START Dataset

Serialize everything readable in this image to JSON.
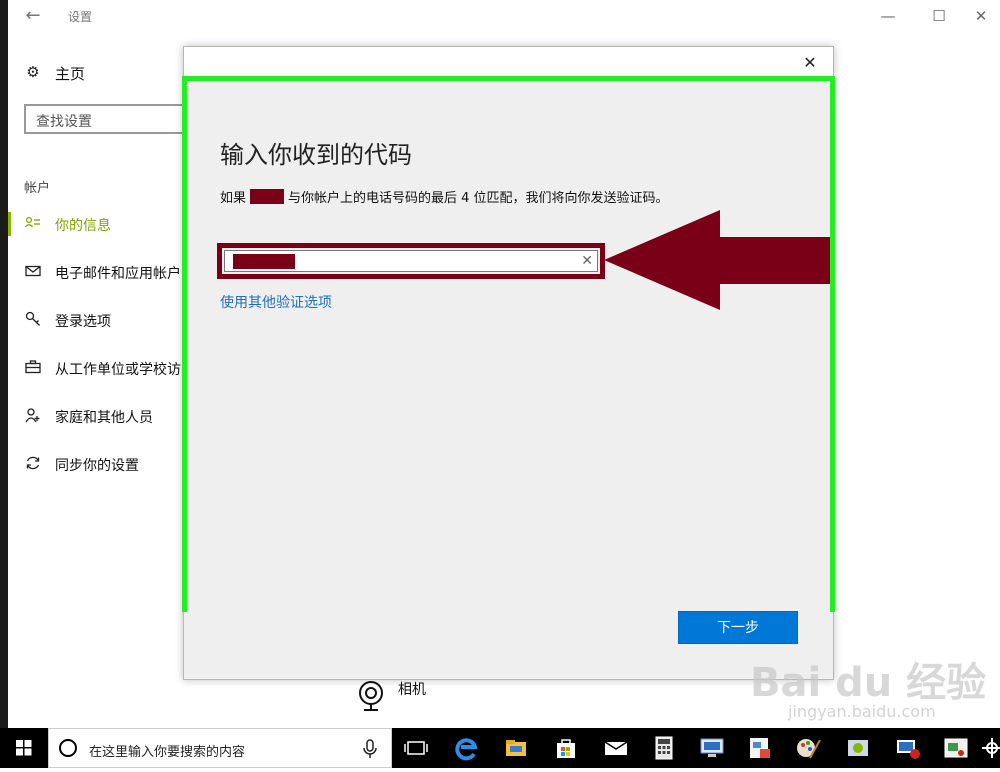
{
  "window": {
    "title": "设置",
    "back_glyph": "←",
    "minimize_glyph": "—",
    "maximize_glyph": "☐",
    "close_glyph": "✕"
  },
  "sidebar": {
    "home_label": "主页",
    "search_placeholder": "查找设置",
    "section_heading": "帐户",
    "items": [
      {
        "label": "你的信息",
        "icon": "person-card-icon",
        "active": true
      },
      {
        "label": "电子邮件和应用帐户",
        "icon": "mail-icon"
      },
      {
        "label": "登录选项",
        "icon": "key-icon"
      },
      {
        "label": "从工作单位或学校访问",
        "icon": "briefcase-icon"
      },
      {
        "label": "家庭和其他人员",
        "icon": "add-person-icon"
      },
      {
        "label": "同步你的设置",
        "icon": "sync-icon"
      }
    ],
    "accent_color": "#7ea300"
  },
  "background": {
    "camera_label": "相机"
  },
  "dialog": {
    "close_glyph": "✕",
    "heading": "输入你收到的代码",
    "desc_prefix": "如果",
    "desc_suffix": "与你帐户上的电话号码的最后 4 位匹配，我们将向你发送验证码。",
    "input_value": "",
    "clear_glyph": "✕",
    "alt_link": "使用其他验证选项",
    "next_button": "下一步",
    "button_color": "#0078d7",
    "annotation_frame_color": "#22ee22",
    "annotation_arrow_color": "#7a0018"
  },
  "taskbar": {
    "search_placeholder": "在这里输入你要搜索的内容",
    "icons": [
      "task-view-icon",
      "edge-icon",
      "file-explorer-icon",
      "store-icon",
      "mail-icon",
      "calculator-icon",
      "remote-desktop-icon",
      "app-icon",
      "paint-icon",
      "network-icon",
      "app-icon",
      "action-center-icon"
    ]
  },
  "watermark": {
    "logo": "Bai du 经验",
    "url": "jingyan.baidu.com"
  }
}
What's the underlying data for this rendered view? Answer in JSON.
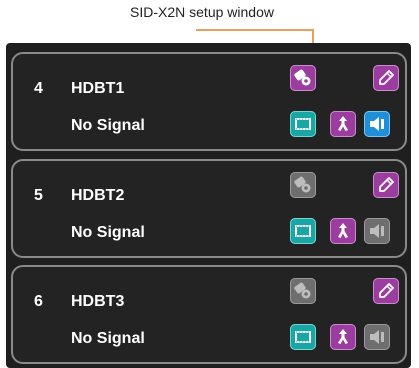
{
  "callout": {
    "label": "SID-X2N setup window"
  },
  "rows": [
    {
      "number": "4",
      "name": "HDBT1",
      "signal": "No Signal",
      "sid_active": true,
      "audio_active": true
    },
    {
      "number": "5",
      "name": "HDBT2",
      "signal": "No Signal",
      "sid_active": false,
      "audio_active": false
    },
    {
      "number": "6",
      "name": "HDBT3",
      "signal": "No Signal",
      "sid_active": false,
      "audio_active": false
    }
  ],
  "icons": {
    "sid": "sid-settings-icon",
    "edit": "edit-pencil-icon",
    "video": "video-film-icon",
    "audio_routing": "audio-route-icon",
    "speaker": "speaker-icon"
  },
  "colors": {
    "purple": "#9b3d9f",
    "teal": "#1aa6a4",
    "blue": "#1f8fd8",
    "inactive_grey": "#6e6e6e",
    "callout_line": "#e8a060"
  }
}
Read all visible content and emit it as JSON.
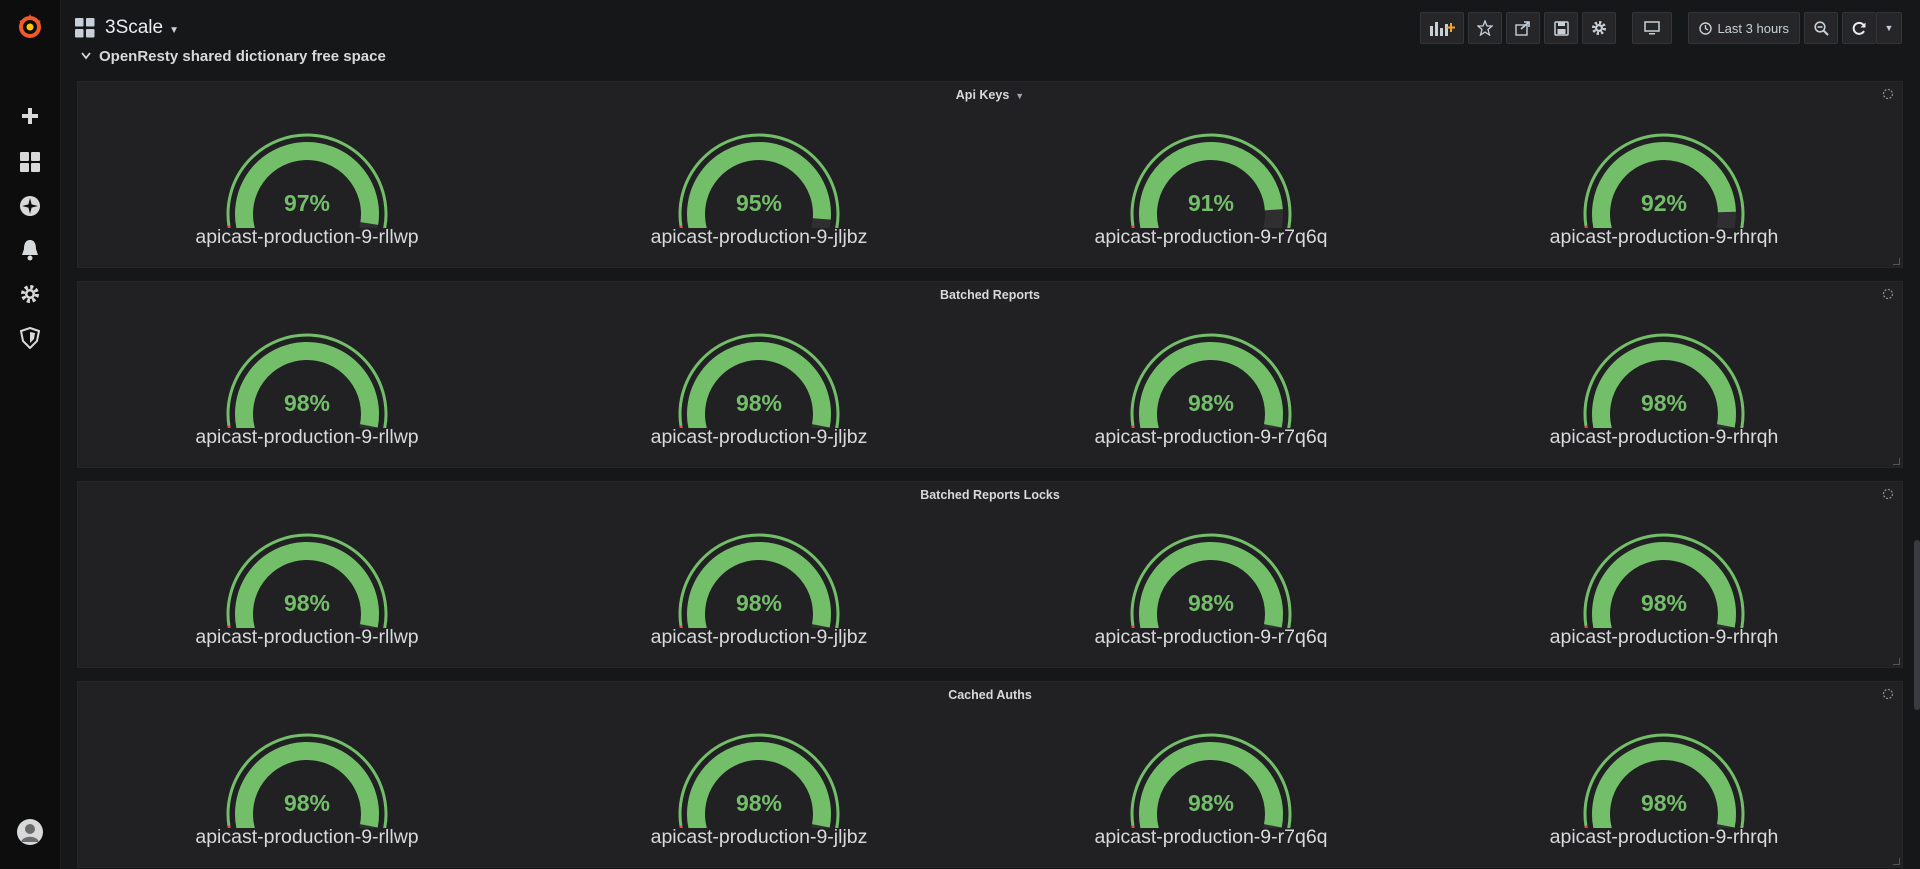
{
  "app": {
    "dashboard_title": "3Scale",
    "time_range_label": "Last 3 hours",
    "row_title": "OpenResty shared dictionary free space",
    "colors": {
      "gauge_fill": "#73bf69",
      "gauge_track": "#2f2f32",
      "threshold_red": "#e24d42",
      "threshold_green": "#73bf69"
    }
  },
  "sidebar": {
    "items": [
      {
        "icon": "grafana-logo-icon"
      },
      {
        "icon": "plus-icon"
      },
      {
        "icon": "dashboards-grid-icon"
      },
      {
        "icon": "explore-compass-icon"
      },
      {
        "icon": "alerting-bell-icon"
      },
      {
        "icon": "configuration-gear-icon"
      },
      {
        "icon": "server-admin-shield-icon"
      },
      {
        "icon": "user-avatar-icon"
      }
    ]
  },
  "toolbar": {
    "buttons": [
      {
        "icon": "add-panel-icon"
      },
      {
        "icon": "star-icon"
      },
      {
        "icon": "share-icon"
      },
      {
        "icon": "save-icon"
      },
      {
        "icon": "settings-gear-icon"
      },
      {
        "icon": "tv-mode-icon"
      },
      {
        "icon": "clock-icon"
      },
      {
        "icon": "zoom-out-icon"
      },
      {
        "icon": "refresh-icon"
      },
      {
        "icon": "refresh-interval-caret-icon"
      }
    ]
  },
  "panels": [
    {
      "title": "Api Keys",
      "has_menu_caret": true,
      "gauges": [
        {
          "value": 97,
          "label": "97%",
          "name": "apicast-production-9-rllwp"
        },
        {
          "value": 95,
          "label": "95%",
          "name": "apicast-production-9-jljbz"
        },
        {
          "value": 91,
          "label": "91%",
          "name": "apicast-production-9-r7q6q"
        },
        {
          "value": 92,
          "label": "92%",
          "name": "apicast-production-9-rhrqh"
        }
      ]
    },
    {
      "title": "Batched Reports",
      "has_menu_caret": false,
      "gauges": [
        {
          "value": 98,
          "label": "98%",
          "name": "apicast-production-9-rllwp"
        },
        {
          "value": 98,
          "label": "98%",
          "name": "apicast-production-9-jljbz"
        },
        {
          "value": 98,
          "label": "98%",
          "name": "apicast-production-9-r7q6q"
        },
        {
          "value": 98,
          "label": "98%",
          "name": "apicast-production-9-rhrqh"
        }
      ]
    },
    {
      "title": "Batched Reports Locks",
      "has_menu_caret": false,
      "gauges": [
        {
          "value": 98,
          "label": "98%",
          "name": "apicast-production-9-rllwp"
        },
        {
          "value": 98,
          "label": "98%",
          "name": "apicast-production-9-jljbz"
        },
        {
          "value": 98,
          "label": "98%",
          "name": "apicast-production-9-r7q6q"
        },
        {
          "value": 98,
          "label": "98%",
          "name": "apicast-production-9-rhrqh"
        }
      ]
    },
    {
      "title": "Cached Auths",
      "has_menu_caret": false,
      "gauges": [
        {
          "value": 98,
          "label": "98%",
          "name": "apicast-production-9-rllwp"
        },
        {
          "value": 98,
          "label": "98%",
          "name": "apicast-production-9-jljbz"
        },
        {
          "value": 98,
          "label": "98%",
          "name": "apicast-production-9-r7q6q"
        },
        {
          "value": 98,
          "label": "98%",
          "name": "apicast-production-9-rhrqh"
        }
      ]
    }
  ]
}
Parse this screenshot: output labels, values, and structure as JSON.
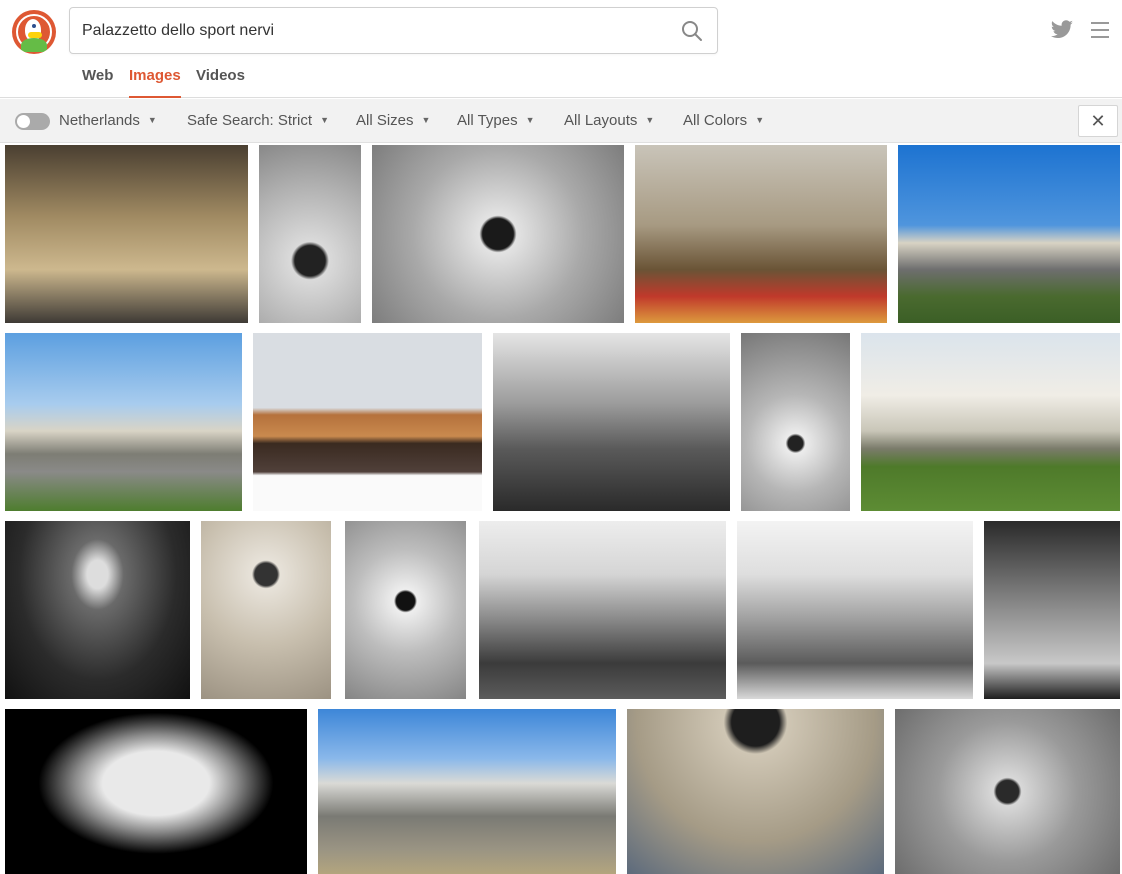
{
  "search": {
    "query": "Palazzetto dello sport nervi"
  },
  "tabs": [
    {
      "label": "Web",
      "active": false
    },
    {
      "label": "Images",
      "active": true
    },
    {
      "label": "Videos",
      "active": false
    }
  ],
  "filters": {
    "region": "Netherlands",
    "safe_search": "Safe Search: Strict",
    "size": "All Sizes",
    "type": "All Types",
    "layout": "All Layouts",
    "color": "All Colors"
  },
  "icons": {
    "search": "search-icon",
    "twitter": "twitter-icon",
    "menu": "hamburger-menu-icon",
    "close": "close-icon",
    "caret": "caret-down-icon"
  },
  "colors": {
    "accent": "#de5833",
    "filter_bar": "#f2f2f2",
    "text": "#555555"
  },
  "close_label": "✕",
  "caret": "▼"
}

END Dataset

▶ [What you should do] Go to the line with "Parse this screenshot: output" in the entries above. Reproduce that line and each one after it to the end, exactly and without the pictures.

▶ [Solution for this problem]
Parse this screenshot: output labels, values, and structure as JSON.
{
  "search": {
    "query": "Palazzetto dello sport nervi"
  },
  "tabs": [
    {
      "label": "Web",
      "active": false
    },
    {
      "label": "Images",
      "active": true
    },
    {
      "label": "Videos",
      "active": false
    }
  ],
  "filters": {
    "region": "Netherlands",
    "safe_search": "Safe Search: Strict",
    "size": "All Sizes",
    "type": "All Types",
    "layout": "All Layouts",
    "color": "All Colors"
  },
  "icons": {
    "search": "search-icon",
    "twitter": "twitter-icon",
    "menu": "hamburger-menu-icon",
    "close": "close-icon",
    "caret": "caret-down-icon"
  },
  "colors": {
    "accent": "#de5833",
    "filter_bar": "#f2f2f2",
    "text": "#555555"
  },
  "close_label": "✕",
  "caret": "▼"
}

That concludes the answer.